Problem to work on:
All that should appear is the run of lines from the one containing "Decode this image" through the end of the records, each repeated exactly.

Data supplied:
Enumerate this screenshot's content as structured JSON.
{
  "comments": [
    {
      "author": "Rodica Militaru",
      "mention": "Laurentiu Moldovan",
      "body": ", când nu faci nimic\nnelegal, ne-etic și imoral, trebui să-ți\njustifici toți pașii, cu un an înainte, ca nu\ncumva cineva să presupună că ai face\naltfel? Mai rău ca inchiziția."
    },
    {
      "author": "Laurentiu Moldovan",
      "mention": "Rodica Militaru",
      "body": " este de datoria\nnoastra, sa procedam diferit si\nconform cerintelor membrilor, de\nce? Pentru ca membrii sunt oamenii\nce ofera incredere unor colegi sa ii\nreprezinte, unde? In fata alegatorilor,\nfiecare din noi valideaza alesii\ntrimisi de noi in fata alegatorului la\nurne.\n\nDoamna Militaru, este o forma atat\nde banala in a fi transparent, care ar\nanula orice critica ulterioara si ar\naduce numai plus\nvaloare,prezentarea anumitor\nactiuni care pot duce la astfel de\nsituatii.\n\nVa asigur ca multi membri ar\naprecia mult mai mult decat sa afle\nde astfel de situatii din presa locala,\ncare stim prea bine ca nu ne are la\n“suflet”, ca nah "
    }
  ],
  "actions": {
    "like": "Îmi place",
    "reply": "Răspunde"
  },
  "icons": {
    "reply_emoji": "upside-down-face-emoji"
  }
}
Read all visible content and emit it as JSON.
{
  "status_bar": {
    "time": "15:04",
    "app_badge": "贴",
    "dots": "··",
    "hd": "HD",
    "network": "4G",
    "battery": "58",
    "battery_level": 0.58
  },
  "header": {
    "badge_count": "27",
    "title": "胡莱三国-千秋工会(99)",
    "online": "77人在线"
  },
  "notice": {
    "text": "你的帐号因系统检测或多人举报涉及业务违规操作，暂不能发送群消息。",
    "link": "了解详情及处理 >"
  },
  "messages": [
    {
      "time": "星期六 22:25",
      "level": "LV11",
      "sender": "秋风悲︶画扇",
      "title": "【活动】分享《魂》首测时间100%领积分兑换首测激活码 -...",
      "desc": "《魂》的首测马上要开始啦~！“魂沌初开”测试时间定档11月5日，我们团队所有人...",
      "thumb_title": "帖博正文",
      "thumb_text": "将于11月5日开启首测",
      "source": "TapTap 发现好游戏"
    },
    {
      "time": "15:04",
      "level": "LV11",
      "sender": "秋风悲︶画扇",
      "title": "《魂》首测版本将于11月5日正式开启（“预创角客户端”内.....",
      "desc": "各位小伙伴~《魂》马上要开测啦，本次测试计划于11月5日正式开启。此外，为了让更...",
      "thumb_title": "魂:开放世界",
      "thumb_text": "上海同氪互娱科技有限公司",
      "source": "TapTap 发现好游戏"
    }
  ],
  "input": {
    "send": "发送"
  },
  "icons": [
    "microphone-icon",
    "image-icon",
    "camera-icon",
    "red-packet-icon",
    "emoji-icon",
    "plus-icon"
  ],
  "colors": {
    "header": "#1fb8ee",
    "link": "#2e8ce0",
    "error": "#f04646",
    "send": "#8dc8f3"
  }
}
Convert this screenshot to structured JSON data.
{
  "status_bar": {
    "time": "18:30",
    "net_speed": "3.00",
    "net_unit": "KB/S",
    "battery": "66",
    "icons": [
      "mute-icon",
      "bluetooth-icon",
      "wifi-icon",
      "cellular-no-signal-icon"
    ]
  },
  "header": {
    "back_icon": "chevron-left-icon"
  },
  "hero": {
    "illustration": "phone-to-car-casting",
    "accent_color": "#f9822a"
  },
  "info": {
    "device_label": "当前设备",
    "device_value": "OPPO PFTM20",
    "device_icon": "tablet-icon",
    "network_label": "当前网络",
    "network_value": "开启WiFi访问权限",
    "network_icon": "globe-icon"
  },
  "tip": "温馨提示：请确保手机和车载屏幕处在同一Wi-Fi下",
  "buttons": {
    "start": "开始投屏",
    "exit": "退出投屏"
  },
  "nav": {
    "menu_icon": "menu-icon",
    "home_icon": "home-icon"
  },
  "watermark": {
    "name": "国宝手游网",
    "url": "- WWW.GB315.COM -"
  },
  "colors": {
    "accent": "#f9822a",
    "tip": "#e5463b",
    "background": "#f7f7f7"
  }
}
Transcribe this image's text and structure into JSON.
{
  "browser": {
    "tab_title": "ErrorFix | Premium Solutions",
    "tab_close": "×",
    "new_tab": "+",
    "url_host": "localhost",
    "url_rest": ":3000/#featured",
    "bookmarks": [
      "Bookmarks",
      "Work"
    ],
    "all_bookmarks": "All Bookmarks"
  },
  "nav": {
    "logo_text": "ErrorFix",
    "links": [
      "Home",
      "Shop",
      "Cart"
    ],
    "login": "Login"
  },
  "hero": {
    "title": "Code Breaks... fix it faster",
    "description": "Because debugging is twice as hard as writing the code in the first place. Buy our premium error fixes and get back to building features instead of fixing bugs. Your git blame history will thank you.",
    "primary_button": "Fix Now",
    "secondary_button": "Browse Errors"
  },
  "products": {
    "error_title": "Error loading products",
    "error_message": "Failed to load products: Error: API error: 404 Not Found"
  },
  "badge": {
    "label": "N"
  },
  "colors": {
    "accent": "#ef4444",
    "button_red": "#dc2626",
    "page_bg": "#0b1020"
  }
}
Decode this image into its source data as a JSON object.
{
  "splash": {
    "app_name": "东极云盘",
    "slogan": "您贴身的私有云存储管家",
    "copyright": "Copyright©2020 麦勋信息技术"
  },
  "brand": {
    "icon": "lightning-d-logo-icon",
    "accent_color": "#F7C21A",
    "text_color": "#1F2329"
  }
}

Exercise answer:
Decode this image into its source data as a JSON object.
{
  "splash": {
    "app_name": "东极云盘",
    "slogan": "您贴身的私有云存储管家",
    "copyright": "Copyright©2020 麦勋信息技术"
  },
  "brand": {
    "icon": "lightning-d-logo-icon",
    "accent_color": "#F7C21A",
    "text_color": "#1F2329"
  }
}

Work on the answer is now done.